Fantastic Four is meant to reboot the superhero franchise for Fox or risk having the film rights revert back to Marvel. The early creation of Stan Lee and Jack Kirby, Fantastic Four launched Marvel Comics in 1962.
A campy 1994 Roger Corman movie was never released. Fox then made two movies, released in 2005 and 2007, making $330 million and $289 million at the box office respectively, but were considered failures for not capturing moviegoers’ imagination.
This third movie iteration was handed to director and co-writer Josh Trank, whose one previous feature was the 2012 “found-footage” thriller Chronicle, which was a surprised hit.

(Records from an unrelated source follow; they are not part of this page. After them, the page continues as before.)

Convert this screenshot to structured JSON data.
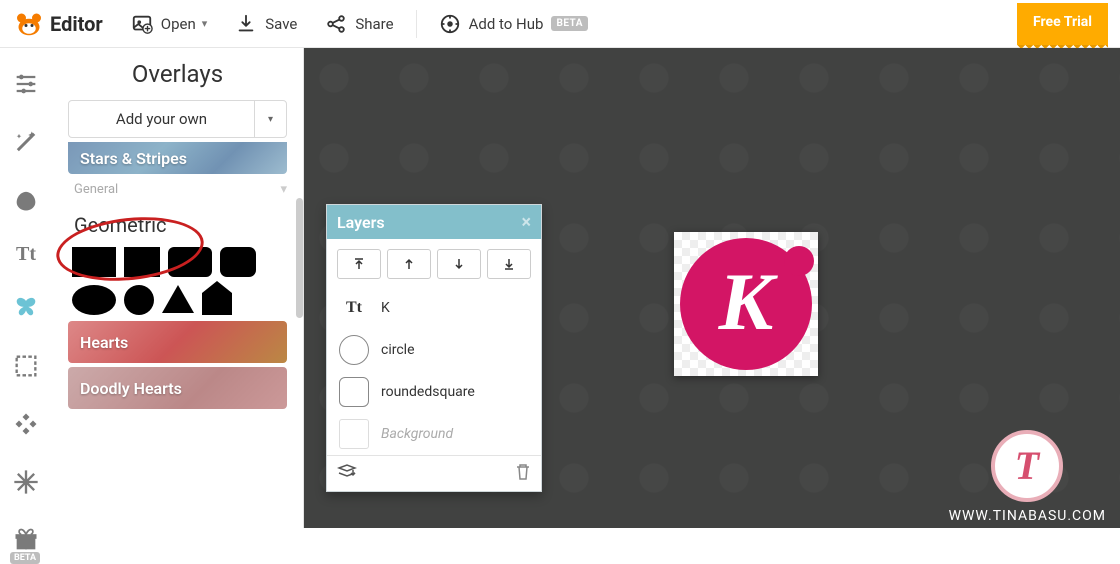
{
  "topbar": {
    "logo_label": "Editor",
    "open_label": "Open",
    "save_label": "Save",
    "share_label": "Share",
    "hub_label": "Add to Hub",
    "hub_badge": "BETA",
    "free_trial": "Free Trial"
  },
  "panel": {
    "title": "Overlays",
    "add_own": "Add your own",
    "cat_stars": "Stars & Stripes",
    "sub_general": "General",
    "group_geometric": "Geometric",
    "cat_hearts": "Hearts",
    "cat_doodly": "Doodly Hearts"
  },
  "layers": {
    "title": "Layers",
    "items": [
      {
        "type": "text",
        "label": "K"
      },
      {
        "type": "circle",
        "label": "circle"
      },
      {
        "type": "rsquare",
        "label": "roundedsquare"
      },
      {
        "type": "bg",
        "label": "Background"
      }
    ]
  },
  "artboard": {
    "letter": "K"
  },
  "watermark": {
    "initial": "T",
    "url": "WWW.TINABASU.COM"
  }
}
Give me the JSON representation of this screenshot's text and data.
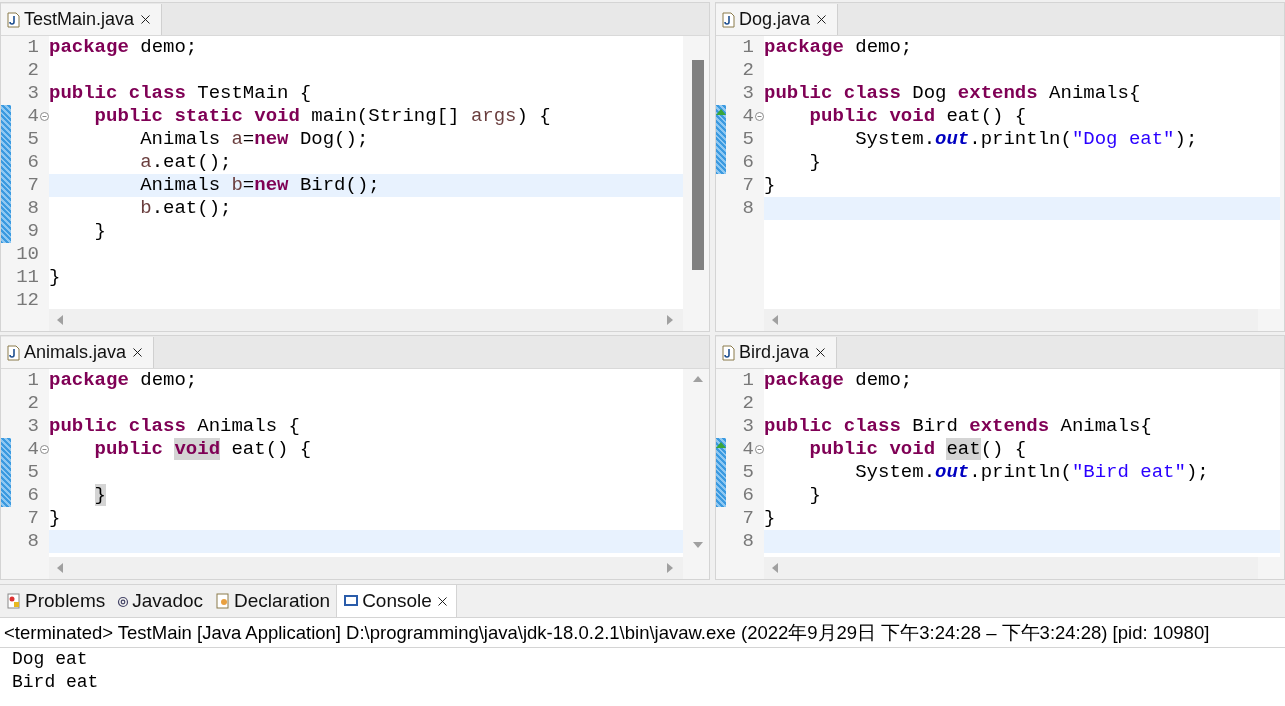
{
  "editors": [
    {
      "kind": "thumb",
      "tab": {
        "title": "TestMain.java",
        "selected": true
      },
      "lines": [
        {
          "number": "1",
          "tokens": [
            {
              "kind": "keyword",
              "text": "package"
            },
            {
              "kind": "text",
              "text": " demo;"
            }
          ]
        },
        {
          "number": "2"
        },
        {
          "number": "3",
          "tokens": [
            {
              "kind": "keyword",
              "text": "public class"
            },
            {
              "kind": "text",
              "text": " TestMain {"
            }
          ]
        },
        {
          "number": "4",
          "foldable": true,
          "changed": true,
          "tokens": [
            {
              "kind": "keyword",
              "text": "    public static void"
            },
            {
              "kind": "text",
              "text": " main(String[] "
            },
            {
              "kind": "variable",
              "text": "args"
            },
            {
              "kind": "text",
              "text": ") {"
            }
          ]
        },
        {
          "number": "5",
          "changed": true,
          "tokens": [
            {
              "kind": "text",
              "text": "        Animals "
            },
            {
              "kind": "variable",
              "text": "a"
            },
            {
              "kind": "text",
              "text": "="
            },
            {
              "kind": "keyword",
              "text": "new"
            },
            {
              "kind": "text",
              "text": " Dog();"
            }
          ]
        },
        {
          "number": "6",
          "changed": true,
          "tokens": [
            {
              "kind": "variable",
              "text": "        a"
            },
            {
              "kind": "text",
              "text": ".eat();"
            }
          ]
        },
        {
          "number": "7",
          "changed": true,
          "current": true,
          "tokens": [
            {
              "kind": "text",
              "text": "        Animals "
            },
            {
              "kind": "variable",
              "text": "b"
            },
            {
              "kind": "text",
              "text": "="
            },
            {
              "kind": "keyword",
              "text": "new"
            },
            {
              "kind": "text",
              "text": " Bird();"
            }
          ]
        },
        {
          "number": "8",
          "changed": true,
          "tokens": [
            {
              "kind": "variable",
              "text": "        b"
            },
            {
              "kind": "text",
              "text": ".eat();"
            }
          ]
        },
        {
          "number": "9",
          "changed": true,
          "tokens": [
            {
              "kind": "text",
              "text": "    }"
            }
          ]
        },
        {
          "number": "10"
        },
        {
          "number": "11",
          "tokens": [
            {
              "kind": "text",
              "text": "}"
            }
          ]
        },
        {
          "number": "12"
        }
      ]
    },
    {
      "kind": "plain",
      "tab": {
        "title": "Dog.java",
        "selected": true
      },
      "lines": [
        {
          "number": "1",
          "tokens": [
            {
              "kind": "keyword",
              "text": "package"
            },
            {
              "kind": "text",
              "text": " demo;"
            }
          ]
        },
        {
          "number": "2"
        },
        {
          "number": "3",
          "tokens": [
            {
              "kind": "keyword",
              "text": "public class"
            },
            {
              "kind": "text",
              "text": " Dog "
            },
            {
              "kind": "keyword",
              "text": "extends"
            },
            {
              "kind": "text",
              "text": " Animals{"
            }
          ]
        },
        {
          "number": "4",
          "foldable": true,
          "changed": true,
          "override": true,
          "tokens": [
            {
              "kind": "keyword",
              "text": "    public void"
            },
            {
              "kind": "text",
              "text": " eat() {"
            }
          ]
        },
        {
          "number": "5",
          "changed": true,
          "tokens": [
            {
              "kind": "text",
              "text": "        System."
            },
            {
              "kind": "field",
              "text": "out"
            },
            {
              "kind": "text",
              "text": ".println("
            },
            {
              "kind": "string",
              "text": "\"Dog eat\""
            },
            {
              "kind": "text",
              "text": ");"
            }
          ]
        },
        {
          "number": "6",
          "changed": true,
          "tokens": [
            {
              "kind": "text",
              "text": "    }"
            }
          ]
        },
        {
          "number": "7",
          "tokens": [
            {
              "kind": "text",
              "text": "}"
            }
          ]
        },
        {
          "number": "8",
          "current": true
        }
      ]
    },
    {
      "kind": "arrows",
      "tab": {
        "title": "Animals.java",
        "selected": true
      },
      "lines": [
        {
          "number": "1",
          "tokens": [
            {
              "kind": "keyword",
              "text": "package"
            },
            {
              "kind": "text",
              "text": " demo;"
            }
          ]
        },
        {
          "number": "2"
        },
        {
          "number": "3",
          "tokens": [
            {
              "kind": "keyword",
              "text": "public class"
            },
            {
              "kind": "text",
              "text": " Animals {"
            }
          ]
        },
        {
          "number": "4",
          "foldable": true,
          "changed": true,
          "tokens": [
            {
              "kind": "keyword",
              "text": "    public "
            },
            {
              "kind": "keyword",
              "text": "void",
              "marked": true
            },
            {
              "kind": "text",
              "text": " eat() {"
            }
          ]
        },
        {
          "number": "5",
          "changed": true
        },
        {
          "number": "6",
          "changed": true,
          "tokens": [
            {
              "kind": "text",
              "text": "    }",
              "marked": true
            }
          ]
        },
        {
          "number": "7",
          "tokens": [
            {
              "kind": "text",
              "text": "}"
            }
          ]
        },
        {
          "number": "8",
          "current": true
        }
      ]
    },
    {
      "kind": "plain",
      "tab": {
        "title": "Bird.java",
        "selected": true
      },
      "lines": [
        {
          "number": "1",
          "tokens": [
            {
              "kind": "keyword",
              "text": "package"
            },
            {
              "kind": "text",
              "text": " demo;"
            }
          ]
        },
        {
          "number": "2"
        },
        {
          "number": "3",
          "tokens": [
            {
              "kind": "keyword",
              "text": "public class"
            },
            {
              "kind": "text",
              "text": " Bird "
            },
            {
              "kind": "keyword",
              "text": "extends"
            },
            {
              "kind": "text",
              "text": " Animals{"
            }
          ]
        },
        {
          "number": "4",
          "foldable": true,
          "changed": true,
          "override": true,
          "tokens": [
            {
              "kind": "keyword",
              "text": "    public void "
            },
            {
              "kind": "text",
              "text": "eat",
              "marked": true
            },
            {
              "kind": "text",
              "text": "() {"
            }
          ]
        },
        {
          "number": "5",
          "changed": true,
          "tokens": [
            {
              "kind": "text",
              "text": "        System."
            },
            {
              "kind": "field",
              "text": "out"
            },
            {
              "kind": "text",
              "text": ".println("
            },
            {
              "kind": "string",
              "text": "\"Bird eat\""
            },
            {
              "kind": "text",
              "text": ");"
            }
          ]
        },
        {
          "number": "6",
          "changed": true,
          "tokens": [
            {
              "kind": "text",
              "text": "    }"
            }
          ]
        },
        {
          "number": "7",
          "tokens": [
            {
              "kind": "text",
              "text": "}"
            }
          ]
        },
        {
          "number": "8",
          "current": true
        }
      ]
    }
  ],
  "bottom_panel": {
    "tabs": [
      {
        "label": "Problems",
        "kind": "problems",
        "selected": false
      },
      {
        "label": "Javadoc",
        "kind": "javadoc",
        "selected": false
      },
      {
        "label": "Declaration",
        "kind": "declaration",
        "selected": false
      },
      {
        "label": "Console",
        "kind": "console",
        "selected": true
      }
    ],
    "status": "<terminated> TestMain [Java Application] D:\\programming\\java\\jdk-18.0.2.1\\bin\\javaw.exe  (2022年9月29日 下午3:24:28 – 下午3:24:28) [pid: 10980]",
    "output": [
      "Dog eat",
      "Bird eat"
    ]
  }
}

Casting Miles Teller (Reed Richards), Michael B. Jordan (Johnny Storm), Kate Mara (Sue Storm/ the Invisible Woman) and Jamie Bell (Ben Grimm/The Thing) as the four superheroes, Trank was charged with rebooting the franchise and giving it a fresh feel.
Unfortunately, it doesn’t appear that the third time is the charm as the movie has garnered scathing reviews, including a dismal 9% critics’ approval rating on Rotten Tomatoes. Fantastic Four reportedly cost $120 million to produce and endured behind-the-scenes drama when reshoots were required amid unhappiness with Trank.

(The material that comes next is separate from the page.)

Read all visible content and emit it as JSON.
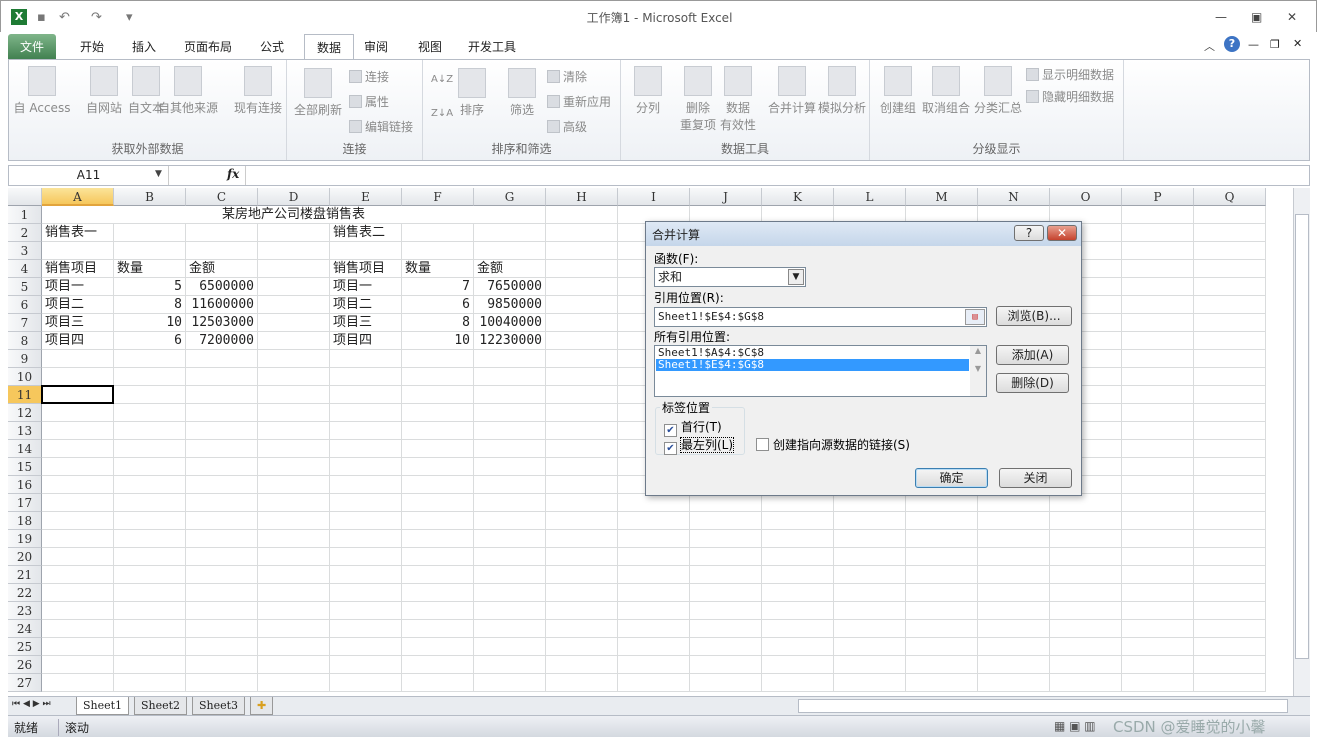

Mirroring the plot of the Ultimate Fantastic Four comic book, the reboot finds Reed Richards, Johnny Storm and Ben Grimm teleporting into an alternate and dangerous world—called the N-Zone in the Marvel Universe—which gives them extraordinary abilities. Richards turns into the stretchable Mr. Fantastic, while Grimm morphs into the Thing, the team’s literal rock. Johnny becomes the highly flammable Human Torch, while his sister, Sue, becomes the Invisible Woman.
A fifth member of the team is Victor Domashev (Toby Kebbell), who becomes the group’s foe when he turns into Dr. Doom—a multi-powered, brainiac supervillain behind a suit of armor.

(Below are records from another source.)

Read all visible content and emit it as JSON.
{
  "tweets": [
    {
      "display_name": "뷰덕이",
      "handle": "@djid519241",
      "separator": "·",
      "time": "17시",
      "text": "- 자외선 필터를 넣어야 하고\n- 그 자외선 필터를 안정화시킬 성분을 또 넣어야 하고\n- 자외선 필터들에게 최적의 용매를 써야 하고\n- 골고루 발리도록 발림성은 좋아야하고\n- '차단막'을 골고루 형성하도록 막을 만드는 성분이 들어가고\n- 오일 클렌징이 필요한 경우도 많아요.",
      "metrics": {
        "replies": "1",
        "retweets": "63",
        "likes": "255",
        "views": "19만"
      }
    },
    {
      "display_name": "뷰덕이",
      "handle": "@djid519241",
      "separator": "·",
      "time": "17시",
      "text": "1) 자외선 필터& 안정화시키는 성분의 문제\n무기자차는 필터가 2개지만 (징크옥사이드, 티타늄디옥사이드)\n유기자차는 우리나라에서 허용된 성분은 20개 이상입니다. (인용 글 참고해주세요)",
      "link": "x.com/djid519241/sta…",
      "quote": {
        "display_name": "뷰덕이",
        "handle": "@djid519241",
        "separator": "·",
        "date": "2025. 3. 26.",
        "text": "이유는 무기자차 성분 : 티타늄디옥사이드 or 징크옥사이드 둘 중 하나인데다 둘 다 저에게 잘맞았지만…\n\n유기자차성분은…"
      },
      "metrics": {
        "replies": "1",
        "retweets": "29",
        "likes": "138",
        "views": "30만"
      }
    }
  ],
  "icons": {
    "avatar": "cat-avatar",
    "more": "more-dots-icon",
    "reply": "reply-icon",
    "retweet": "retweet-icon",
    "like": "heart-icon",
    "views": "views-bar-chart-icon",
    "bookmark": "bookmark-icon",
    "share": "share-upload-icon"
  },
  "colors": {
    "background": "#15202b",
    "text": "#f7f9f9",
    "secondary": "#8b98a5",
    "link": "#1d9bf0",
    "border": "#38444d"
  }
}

“Human beings have an immeasurable desire to discover, to invent, to build,” Dr. Franklin Storm (Reg E. Cathey), the father of Johnny and Sue, tells the team regarding the need to find “the next evolution” of planet Earth. “Our future depends on us furthering these ideals, a responsibility that rests on the shoulders of generations to come. But with every new discovery, there is risk, there is sacrifice … and there are consequences. … With every new discovery, there is risk. But we are stronger together than we are apart.”
With their lives irrevocably upended with their new powers, the team must learn to harness their daunting abilities and work together to save earth from their former friend turned enemy.
Fantastic Four is not fantastic, but it’s a start—considering it’s an origin movie. It takes nearly an hour for the 100-minute movie to set up the storyline and for the characters’ super powers to kick in. The movie likely had to be done this way in order to set the stage for future installments—barring it doesn’t flop, which would null any sequels.
Fanboys will probably get all righteous and hate the movie, but regular moviegoers–people who don’t eat and breathe Marvel for breakfast—can still enjoy it. This movie is more of a contemporary look at the Fantastic Four versus the traditional comic book fodder.
On the down side, the film has some non-family friendly graphic violence, along with a run-of-the-mill script and so-so computer-generated imagery plus a rushed and predictable climax.
Content Watch: Fantastic Four is rated PG-13 for sci-fi action violence and language. There are several profanities, plus a middle finger is used by one of the main characters. God’s name is taken in vain a few times. Fantastic Four features a humanist worldview that leans towards a scientific philosophy favoring evolution. There are several frightening and intense scenes with graphic violence, including the villain using his superpowers to cause a few people’s heads and bodies to explode, with blood shown—which is more akin to a horror movie. Dr. Doom’s appearance and action might be a bit too frightening to children. It is revealed that the Thing got the phrase “It’s clobbering time” from his older brother–every time he physically abused him. Characters are shown drinking and getting intoxicated. Because of the movie’s gritty and dark tone, atypical for a Marvel Comic-based superhero flick, parents are encouraged to use strong discretion in allowing children under 13 watch the film.
Eric Tiansay is a freelance writer for charismamag.com.